** Work required **
Copy every line of the data in which the word "monto" occurs.

** Information supplied **
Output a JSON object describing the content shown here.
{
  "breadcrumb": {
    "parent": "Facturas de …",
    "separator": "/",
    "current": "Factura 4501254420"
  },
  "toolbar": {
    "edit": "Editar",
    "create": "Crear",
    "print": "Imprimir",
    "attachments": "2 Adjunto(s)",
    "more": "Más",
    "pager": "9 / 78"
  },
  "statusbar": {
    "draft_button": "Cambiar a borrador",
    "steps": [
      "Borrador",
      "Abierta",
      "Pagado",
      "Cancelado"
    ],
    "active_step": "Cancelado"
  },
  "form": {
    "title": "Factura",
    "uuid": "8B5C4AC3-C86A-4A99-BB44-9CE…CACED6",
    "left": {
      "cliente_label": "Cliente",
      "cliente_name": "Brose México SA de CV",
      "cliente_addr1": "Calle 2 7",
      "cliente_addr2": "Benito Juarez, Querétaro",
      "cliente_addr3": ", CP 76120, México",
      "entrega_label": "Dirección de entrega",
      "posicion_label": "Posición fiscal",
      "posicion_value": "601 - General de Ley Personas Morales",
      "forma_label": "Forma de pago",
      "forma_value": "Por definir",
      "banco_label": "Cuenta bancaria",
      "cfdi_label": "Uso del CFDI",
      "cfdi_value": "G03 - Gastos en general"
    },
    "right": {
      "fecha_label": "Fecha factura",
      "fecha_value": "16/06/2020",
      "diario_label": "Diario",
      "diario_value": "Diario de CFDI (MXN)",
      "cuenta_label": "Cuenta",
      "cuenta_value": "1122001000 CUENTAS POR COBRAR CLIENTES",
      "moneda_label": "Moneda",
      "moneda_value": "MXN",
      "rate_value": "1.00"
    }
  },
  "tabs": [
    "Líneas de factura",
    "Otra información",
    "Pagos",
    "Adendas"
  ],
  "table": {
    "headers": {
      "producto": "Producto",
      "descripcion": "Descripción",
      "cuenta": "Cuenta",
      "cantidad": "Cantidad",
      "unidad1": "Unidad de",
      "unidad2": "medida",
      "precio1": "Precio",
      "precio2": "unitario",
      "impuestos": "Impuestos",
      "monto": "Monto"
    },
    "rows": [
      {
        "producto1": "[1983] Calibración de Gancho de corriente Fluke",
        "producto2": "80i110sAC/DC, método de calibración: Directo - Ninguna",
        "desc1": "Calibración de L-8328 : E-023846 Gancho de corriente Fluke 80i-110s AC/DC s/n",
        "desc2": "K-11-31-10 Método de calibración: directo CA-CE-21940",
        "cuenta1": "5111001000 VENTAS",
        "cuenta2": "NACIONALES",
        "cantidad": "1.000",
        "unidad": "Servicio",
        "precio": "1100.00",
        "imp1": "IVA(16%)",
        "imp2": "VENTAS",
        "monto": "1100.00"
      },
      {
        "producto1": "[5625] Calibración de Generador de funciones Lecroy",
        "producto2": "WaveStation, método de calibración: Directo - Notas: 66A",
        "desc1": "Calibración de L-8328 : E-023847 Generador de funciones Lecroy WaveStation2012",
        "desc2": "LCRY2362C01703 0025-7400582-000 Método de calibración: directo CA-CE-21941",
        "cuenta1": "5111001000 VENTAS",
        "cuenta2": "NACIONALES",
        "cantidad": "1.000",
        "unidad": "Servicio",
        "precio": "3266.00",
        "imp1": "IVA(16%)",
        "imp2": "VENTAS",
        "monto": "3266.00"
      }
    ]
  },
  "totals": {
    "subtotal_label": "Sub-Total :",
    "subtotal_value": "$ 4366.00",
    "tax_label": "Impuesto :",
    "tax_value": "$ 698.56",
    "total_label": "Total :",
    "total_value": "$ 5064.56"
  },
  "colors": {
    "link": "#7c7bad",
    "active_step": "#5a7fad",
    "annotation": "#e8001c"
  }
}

** Task result **
      "monto": "Monto"
        "monto": "1100.00"
        "monto": "3266.00"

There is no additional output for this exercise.